*Task item*.
Scan the data below and copy each line where "Malaysia" occurs.

(Data records for software interfaces)

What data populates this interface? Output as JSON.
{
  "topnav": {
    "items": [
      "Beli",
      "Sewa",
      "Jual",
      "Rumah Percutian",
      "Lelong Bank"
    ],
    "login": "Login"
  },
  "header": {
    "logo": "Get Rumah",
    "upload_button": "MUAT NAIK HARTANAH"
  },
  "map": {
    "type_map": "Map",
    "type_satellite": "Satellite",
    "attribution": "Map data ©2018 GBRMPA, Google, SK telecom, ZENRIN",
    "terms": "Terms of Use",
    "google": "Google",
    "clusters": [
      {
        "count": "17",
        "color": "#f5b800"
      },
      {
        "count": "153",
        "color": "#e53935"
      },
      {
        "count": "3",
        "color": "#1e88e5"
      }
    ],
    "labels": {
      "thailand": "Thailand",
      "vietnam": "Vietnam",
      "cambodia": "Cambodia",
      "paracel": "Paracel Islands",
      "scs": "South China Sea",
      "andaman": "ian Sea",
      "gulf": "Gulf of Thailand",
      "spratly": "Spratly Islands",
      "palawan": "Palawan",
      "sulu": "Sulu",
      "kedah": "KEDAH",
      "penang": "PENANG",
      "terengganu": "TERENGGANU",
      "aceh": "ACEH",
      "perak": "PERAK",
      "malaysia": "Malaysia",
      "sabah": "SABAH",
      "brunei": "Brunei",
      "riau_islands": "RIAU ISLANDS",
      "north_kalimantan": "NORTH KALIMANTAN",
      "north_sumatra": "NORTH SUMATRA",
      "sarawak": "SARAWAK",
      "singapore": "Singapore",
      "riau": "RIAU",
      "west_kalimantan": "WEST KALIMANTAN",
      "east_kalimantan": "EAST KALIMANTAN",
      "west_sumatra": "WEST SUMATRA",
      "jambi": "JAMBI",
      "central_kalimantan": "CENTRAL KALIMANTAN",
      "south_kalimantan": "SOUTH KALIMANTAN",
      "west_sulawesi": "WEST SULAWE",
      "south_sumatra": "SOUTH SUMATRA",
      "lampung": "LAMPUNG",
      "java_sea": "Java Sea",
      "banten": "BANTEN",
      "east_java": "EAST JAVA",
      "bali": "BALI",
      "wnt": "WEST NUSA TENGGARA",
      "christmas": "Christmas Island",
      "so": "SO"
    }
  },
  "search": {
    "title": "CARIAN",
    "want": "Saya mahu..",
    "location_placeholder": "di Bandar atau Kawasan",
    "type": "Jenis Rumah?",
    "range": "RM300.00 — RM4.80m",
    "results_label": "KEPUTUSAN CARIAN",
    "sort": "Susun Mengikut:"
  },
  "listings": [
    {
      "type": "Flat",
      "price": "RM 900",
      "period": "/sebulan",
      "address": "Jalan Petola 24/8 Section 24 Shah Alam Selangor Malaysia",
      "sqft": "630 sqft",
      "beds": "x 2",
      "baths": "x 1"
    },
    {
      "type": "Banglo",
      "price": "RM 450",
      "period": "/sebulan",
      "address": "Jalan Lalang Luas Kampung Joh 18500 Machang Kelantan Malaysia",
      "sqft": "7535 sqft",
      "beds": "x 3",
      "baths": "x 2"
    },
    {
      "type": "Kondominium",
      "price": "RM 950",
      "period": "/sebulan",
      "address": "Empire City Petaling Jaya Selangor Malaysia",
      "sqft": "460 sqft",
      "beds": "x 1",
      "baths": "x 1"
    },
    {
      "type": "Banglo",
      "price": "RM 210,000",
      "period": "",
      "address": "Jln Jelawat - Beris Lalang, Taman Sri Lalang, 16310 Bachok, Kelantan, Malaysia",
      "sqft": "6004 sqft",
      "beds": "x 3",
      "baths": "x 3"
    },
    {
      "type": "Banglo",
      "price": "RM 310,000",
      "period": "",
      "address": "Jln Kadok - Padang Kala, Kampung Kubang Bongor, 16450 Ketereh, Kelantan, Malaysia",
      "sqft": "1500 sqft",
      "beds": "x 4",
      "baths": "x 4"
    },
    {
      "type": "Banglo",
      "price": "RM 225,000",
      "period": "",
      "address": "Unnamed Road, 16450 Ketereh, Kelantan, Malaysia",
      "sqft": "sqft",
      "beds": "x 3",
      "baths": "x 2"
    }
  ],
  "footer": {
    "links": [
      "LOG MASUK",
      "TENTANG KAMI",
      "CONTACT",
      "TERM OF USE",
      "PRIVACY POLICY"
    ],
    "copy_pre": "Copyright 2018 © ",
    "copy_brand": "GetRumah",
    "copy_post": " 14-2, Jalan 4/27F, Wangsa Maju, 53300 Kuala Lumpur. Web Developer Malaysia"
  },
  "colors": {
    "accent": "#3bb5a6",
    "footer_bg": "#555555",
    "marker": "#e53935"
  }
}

*Answer to this problem*.
      "malaysia": "Malaysia",
      "address": "Jalan Petola 24/8 Section 24 Shah Alam Selangor Malaysia",
      "address": "Jalan Lalang Luas Kampung Joh 18500 Machang Kelantan Malaysia",
      "address": "Empire City Petaling Jaya Selangor Malaysia",
      "address": "Jln Jelawat - Beris Lalang, Taman Sri Lalang, 16310 Bachok, Kelantan, Malaysia",
      "address": "Jln Kadok - Padang Kala, Kampung Kubang Bongor, 16450 Ketereh, Kelantan, Malaysia",
      "address": "Unnamed Road, 16450 Ketereh, Kelantan, Malaysia",
    "copy_post": " 14-2, Jalan 4/27F, Wangsa Maju, 53300 Kuala Lumpur. Web Developer Malaysia"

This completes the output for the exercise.